> [WORK TO BE COMPLETED]: Every line of the records that holds the word "were" should be copied.

App and web page records
----------
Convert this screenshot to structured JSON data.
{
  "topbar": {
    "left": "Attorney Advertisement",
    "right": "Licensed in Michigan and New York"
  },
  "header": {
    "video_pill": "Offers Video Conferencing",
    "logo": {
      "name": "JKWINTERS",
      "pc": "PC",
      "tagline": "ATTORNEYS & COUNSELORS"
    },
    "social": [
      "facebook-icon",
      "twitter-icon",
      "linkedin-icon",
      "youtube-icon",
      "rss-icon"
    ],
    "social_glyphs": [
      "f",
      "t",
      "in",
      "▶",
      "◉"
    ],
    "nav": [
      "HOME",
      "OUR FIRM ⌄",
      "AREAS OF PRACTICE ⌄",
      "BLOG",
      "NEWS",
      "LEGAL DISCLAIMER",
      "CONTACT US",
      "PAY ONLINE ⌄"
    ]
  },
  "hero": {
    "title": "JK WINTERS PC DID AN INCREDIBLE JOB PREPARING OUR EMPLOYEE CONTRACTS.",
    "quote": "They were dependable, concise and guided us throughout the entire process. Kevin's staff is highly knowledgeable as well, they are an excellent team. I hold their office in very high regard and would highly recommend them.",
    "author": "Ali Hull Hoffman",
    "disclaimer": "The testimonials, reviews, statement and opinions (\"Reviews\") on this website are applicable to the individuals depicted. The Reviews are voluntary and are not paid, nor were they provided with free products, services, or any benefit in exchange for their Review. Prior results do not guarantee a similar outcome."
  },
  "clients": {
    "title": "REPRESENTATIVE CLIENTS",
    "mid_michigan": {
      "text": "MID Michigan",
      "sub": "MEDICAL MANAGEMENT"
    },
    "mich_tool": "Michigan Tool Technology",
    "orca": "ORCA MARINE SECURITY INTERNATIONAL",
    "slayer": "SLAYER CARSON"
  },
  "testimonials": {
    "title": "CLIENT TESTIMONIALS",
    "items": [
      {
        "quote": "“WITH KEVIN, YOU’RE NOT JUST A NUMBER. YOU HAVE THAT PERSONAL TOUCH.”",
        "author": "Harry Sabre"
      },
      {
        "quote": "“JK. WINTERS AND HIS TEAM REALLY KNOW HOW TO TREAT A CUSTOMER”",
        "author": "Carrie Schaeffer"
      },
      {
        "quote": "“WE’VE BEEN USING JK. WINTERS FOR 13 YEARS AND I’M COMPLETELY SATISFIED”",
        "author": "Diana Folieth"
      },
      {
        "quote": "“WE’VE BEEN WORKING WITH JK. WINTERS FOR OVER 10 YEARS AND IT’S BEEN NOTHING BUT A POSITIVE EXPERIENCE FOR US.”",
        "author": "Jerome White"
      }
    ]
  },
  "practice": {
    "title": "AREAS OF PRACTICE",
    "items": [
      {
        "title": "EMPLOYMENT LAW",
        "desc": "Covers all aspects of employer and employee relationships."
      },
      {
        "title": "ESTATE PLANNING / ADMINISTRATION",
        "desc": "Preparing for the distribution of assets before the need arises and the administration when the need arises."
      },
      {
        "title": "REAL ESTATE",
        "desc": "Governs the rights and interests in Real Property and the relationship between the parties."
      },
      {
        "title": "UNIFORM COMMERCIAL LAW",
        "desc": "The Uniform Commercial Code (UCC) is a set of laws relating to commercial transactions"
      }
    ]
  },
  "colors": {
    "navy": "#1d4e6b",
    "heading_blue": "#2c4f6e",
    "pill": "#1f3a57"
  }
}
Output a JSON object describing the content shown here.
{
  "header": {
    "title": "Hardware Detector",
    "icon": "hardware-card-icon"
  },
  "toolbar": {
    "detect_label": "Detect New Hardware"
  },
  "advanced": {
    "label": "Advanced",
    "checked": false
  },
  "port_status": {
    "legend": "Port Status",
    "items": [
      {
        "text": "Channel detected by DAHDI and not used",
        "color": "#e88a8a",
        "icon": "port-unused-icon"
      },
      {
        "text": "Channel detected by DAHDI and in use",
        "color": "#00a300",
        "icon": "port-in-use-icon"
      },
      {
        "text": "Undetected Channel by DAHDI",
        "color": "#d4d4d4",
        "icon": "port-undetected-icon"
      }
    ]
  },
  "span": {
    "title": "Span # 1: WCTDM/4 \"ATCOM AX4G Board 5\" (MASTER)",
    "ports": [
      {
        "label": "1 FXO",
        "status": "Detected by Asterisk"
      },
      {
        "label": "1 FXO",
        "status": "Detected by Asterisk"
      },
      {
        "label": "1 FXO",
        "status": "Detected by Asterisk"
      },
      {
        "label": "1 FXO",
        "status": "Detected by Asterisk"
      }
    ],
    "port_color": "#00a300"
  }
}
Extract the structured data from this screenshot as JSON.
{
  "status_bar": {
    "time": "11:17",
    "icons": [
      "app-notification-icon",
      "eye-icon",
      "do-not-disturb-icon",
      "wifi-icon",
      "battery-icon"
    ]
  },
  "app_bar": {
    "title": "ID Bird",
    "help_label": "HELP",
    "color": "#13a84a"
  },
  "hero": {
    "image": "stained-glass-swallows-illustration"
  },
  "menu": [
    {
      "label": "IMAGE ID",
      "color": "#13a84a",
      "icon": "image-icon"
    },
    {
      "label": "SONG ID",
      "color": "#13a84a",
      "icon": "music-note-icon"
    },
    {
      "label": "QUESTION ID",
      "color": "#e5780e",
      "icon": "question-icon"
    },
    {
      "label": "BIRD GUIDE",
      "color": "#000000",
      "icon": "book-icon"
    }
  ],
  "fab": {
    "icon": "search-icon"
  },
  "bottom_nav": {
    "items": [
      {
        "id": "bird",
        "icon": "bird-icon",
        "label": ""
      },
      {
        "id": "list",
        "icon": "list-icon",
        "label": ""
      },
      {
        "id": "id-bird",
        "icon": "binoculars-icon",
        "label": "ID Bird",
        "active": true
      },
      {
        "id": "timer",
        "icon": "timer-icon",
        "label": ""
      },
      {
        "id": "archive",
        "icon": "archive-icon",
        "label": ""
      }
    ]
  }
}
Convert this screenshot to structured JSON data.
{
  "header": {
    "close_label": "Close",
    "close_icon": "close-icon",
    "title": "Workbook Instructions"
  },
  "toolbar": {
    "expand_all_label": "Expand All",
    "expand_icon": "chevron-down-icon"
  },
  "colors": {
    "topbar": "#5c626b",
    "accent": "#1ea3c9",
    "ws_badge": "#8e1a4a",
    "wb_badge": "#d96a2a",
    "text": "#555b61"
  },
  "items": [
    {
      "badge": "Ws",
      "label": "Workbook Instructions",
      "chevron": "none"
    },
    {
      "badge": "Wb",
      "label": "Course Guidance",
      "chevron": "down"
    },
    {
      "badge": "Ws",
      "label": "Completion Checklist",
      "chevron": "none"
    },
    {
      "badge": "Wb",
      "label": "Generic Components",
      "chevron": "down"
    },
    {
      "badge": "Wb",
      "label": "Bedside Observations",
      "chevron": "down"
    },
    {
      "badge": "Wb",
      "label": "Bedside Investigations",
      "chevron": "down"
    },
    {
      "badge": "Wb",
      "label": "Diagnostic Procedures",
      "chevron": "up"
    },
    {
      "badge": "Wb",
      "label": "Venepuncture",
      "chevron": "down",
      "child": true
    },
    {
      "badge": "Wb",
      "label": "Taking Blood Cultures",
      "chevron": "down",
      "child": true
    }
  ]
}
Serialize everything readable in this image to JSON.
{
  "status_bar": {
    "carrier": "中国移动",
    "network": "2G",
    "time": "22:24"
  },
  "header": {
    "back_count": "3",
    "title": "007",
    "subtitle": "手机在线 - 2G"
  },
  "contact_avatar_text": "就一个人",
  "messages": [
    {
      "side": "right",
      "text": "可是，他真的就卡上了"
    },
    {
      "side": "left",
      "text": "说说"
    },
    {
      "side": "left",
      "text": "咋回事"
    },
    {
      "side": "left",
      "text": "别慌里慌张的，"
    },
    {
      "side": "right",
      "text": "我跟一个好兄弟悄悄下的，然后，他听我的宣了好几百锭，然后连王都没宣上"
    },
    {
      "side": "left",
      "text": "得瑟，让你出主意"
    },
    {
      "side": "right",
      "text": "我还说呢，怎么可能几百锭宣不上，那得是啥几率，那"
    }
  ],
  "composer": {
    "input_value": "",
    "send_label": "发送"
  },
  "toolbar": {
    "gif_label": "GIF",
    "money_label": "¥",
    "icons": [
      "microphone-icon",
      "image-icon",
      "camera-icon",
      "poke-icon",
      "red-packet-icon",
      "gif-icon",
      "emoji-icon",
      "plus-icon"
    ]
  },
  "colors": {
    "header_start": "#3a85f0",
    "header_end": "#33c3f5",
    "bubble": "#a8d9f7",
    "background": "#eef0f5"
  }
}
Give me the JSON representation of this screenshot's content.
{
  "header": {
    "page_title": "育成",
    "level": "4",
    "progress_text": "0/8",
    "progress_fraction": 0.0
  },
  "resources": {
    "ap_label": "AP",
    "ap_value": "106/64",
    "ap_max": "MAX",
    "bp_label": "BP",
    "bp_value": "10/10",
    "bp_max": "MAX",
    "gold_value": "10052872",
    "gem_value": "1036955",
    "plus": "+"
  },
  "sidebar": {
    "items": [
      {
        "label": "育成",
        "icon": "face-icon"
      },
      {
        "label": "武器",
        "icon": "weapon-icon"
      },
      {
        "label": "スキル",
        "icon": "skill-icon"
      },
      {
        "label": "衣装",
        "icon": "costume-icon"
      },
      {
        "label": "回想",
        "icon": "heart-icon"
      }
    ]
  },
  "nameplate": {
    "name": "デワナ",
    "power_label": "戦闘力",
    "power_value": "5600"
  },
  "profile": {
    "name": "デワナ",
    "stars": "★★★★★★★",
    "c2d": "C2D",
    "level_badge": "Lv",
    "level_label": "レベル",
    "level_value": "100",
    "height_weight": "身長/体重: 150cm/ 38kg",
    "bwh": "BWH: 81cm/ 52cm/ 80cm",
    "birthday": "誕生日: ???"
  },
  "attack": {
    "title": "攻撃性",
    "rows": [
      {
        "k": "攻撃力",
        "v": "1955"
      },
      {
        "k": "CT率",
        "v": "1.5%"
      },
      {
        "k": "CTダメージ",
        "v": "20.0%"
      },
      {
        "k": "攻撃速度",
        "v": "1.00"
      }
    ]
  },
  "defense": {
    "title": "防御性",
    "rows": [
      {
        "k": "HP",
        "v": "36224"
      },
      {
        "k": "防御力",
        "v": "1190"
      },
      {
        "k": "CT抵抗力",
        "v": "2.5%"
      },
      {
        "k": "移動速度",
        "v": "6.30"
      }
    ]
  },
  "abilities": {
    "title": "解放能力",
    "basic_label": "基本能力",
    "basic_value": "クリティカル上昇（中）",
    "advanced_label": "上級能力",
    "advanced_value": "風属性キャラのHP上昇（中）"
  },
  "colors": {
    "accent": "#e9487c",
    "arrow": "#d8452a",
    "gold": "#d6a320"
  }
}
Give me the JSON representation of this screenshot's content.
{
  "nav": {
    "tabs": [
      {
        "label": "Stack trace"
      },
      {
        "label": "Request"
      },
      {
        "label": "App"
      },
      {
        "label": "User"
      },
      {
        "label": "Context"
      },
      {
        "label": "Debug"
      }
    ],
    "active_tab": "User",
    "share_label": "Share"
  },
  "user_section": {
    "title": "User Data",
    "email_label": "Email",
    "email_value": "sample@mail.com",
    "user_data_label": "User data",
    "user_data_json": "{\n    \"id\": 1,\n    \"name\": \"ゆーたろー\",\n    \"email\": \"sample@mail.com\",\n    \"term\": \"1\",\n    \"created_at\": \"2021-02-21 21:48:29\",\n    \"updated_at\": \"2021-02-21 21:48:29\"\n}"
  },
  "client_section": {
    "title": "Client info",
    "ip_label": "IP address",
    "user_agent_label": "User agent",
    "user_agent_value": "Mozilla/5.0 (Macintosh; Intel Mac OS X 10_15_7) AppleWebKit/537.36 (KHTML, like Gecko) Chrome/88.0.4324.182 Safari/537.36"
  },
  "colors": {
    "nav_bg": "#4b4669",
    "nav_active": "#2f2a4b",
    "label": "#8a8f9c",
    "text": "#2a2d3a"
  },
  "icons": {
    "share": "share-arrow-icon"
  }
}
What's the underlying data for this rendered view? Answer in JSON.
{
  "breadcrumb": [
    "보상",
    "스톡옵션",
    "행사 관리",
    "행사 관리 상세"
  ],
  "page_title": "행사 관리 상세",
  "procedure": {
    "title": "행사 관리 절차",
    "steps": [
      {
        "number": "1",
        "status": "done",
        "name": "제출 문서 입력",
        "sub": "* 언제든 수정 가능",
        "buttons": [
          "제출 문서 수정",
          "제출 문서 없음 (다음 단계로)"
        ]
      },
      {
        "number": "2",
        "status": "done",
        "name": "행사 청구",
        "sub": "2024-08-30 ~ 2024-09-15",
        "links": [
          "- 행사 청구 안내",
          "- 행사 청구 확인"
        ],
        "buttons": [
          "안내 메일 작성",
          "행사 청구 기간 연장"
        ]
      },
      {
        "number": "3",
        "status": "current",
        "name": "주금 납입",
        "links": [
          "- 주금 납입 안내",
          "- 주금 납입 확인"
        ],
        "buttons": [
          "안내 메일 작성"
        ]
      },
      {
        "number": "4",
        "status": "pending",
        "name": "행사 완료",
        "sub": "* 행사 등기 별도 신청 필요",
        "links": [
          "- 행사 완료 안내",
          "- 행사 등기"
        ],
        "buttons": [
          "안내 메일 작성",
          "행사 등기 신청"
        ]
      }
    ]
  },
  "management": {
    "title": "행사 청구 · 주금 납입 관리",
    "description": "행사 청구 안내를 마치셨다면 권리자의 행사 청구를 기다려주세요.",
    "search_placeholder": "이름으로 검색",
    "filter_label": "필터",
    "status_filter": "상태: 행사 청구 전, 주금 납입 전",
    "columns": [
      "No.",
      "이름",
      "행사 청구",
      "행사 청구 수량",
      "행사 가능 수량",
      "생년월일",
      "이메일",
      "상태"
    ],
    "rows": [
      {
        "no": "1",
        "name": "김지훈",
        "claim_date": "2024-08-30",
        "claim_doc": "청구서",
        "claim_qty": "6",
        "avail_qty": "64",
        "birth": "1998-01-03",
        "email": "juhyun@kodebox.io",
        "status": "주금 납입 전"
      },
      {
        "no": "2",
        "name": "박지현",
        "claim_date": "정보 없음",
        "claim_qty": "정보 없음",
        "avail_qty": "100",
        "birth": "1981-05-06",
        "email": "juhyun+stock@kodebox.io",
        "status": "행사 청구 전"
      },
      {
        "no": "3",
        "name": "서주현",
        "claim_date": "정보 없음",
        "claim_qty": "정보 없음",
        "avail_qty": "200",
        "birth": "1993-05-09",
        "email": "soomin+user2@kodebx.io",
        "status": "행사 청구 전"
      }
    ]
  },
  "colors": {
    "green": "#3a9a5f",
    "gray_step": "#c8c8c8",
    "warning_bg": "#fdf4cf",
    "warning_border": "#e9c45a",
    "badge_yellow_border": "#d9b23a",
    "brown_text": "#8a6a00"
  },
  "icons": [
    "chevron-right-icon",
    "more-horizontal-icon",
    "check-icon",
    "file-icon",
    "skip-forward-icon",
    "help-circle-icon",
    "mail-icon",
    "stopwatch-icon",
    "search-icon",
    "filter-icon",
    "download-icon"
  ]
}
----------
> [RESPONSE TO THIS EXERCISE]:
    "quote": "They were dependable, concise and guided us throughout the entire process. Kevin's staff is highly knowledgeable as well, they are an excellent team. I hold their office in very high regard and would highly recommend them.",
    "disclaimer": "The testimonials, reviews, statement and opinions (\"Reviews\") on this website are applicable to the individuals depicted. The Reviews are voluntary and are not paid, nor were they provided with free products, services, or any benefit in exchange for their Review. Prior results do not guarantee a similar outcome."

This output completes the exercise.